╔══

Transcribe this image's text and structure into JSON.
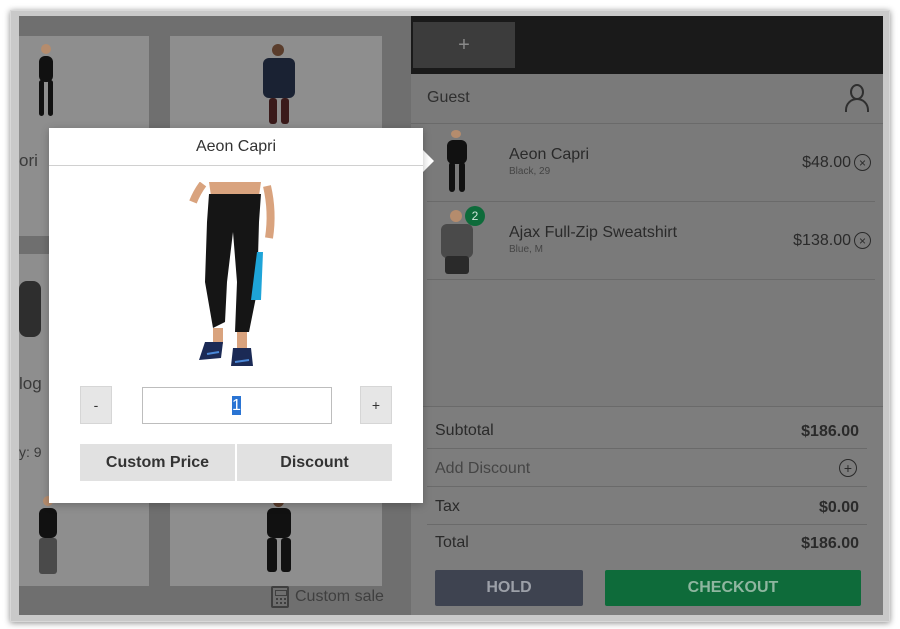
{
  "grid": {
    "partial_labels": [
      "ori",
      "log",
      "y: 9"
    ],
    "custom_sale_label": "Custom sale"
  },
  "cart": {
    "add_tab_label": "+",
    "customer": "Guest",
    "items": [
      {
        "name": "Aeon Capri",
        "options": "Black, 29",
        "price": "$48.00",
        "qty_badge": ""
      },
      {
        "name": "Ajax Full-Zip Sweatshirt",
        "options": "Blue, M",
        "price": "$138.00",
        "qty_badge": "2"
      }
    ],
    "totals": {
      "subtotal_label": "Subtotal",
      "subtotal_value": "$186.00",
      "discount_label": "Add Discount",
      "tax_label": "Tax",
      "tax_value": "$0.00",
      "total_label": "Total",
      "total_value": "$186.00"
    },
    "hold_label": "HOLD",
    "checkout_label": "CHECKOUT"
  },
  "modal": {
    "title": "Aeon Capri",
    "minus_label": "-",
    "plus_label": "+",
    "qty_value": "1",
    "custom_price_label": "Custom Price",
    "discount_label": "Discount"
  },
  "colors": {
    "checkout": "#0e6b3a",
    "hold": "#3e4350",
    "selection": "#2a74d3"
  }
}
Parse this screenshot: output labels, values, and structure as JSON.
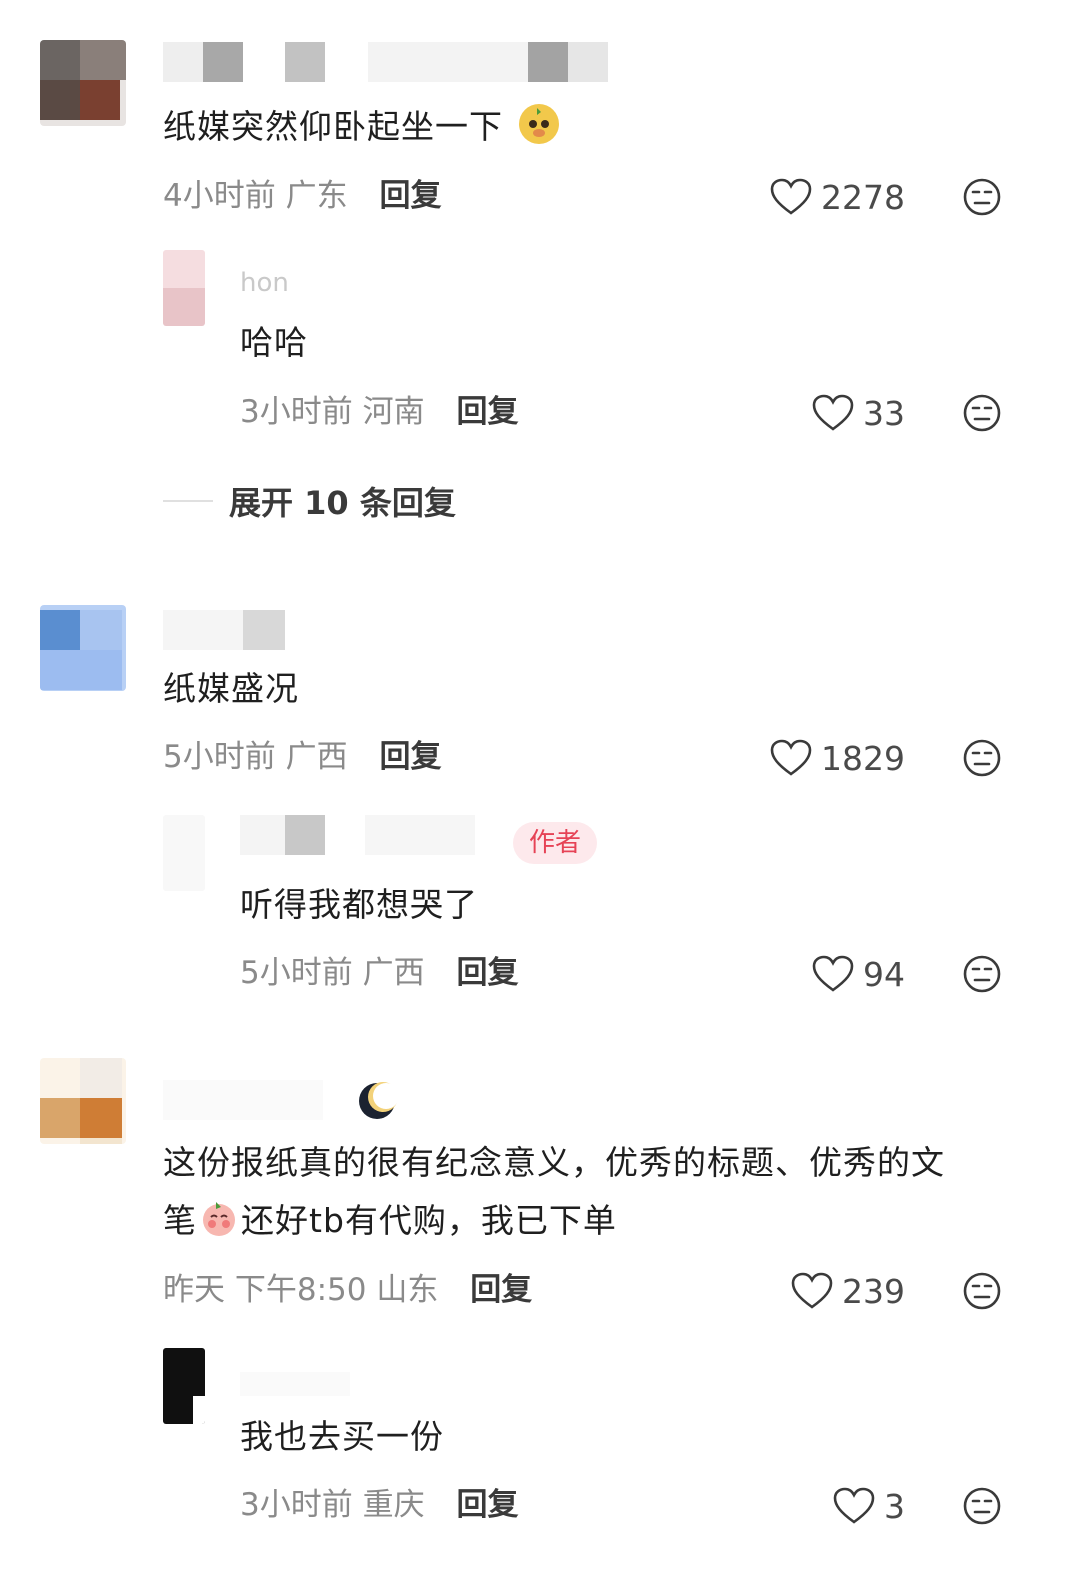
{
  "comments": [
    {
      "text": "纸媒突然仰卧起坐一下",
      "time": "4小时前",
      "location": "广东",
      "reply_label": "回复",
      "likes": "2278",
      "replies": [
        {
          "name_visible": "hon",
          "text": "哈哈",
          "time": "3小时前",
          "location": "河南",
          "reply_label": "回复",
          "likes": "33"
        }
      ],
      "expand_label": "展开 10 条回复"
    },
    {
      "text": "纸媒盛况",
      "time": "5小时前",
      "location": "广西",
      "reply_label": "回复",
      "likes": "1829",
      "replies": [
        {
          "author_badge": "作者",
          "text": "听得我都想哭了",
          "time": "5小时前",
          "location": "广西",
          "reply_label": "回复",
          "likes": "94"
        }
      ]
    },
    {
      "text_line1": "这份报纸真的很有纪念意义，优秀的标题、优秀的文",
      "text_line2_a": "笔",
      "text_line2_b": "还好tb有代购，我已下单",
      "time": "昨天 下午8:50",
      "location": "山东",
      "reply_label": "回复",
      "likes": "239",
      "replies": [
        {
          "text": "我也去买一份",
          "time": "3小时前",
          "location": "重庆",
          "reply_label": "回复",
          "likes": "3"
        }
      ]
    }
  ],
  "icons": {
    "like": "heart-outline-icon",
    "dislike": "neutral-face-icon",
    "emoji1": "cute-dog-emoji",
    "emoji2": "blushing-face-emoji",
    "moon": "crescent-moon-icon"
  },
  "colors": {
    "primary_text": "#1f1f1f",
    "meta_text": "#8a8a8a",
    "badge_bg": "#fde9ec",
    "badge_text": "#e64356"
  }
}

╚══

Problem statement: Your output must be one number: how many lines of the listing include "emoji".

Task response: 2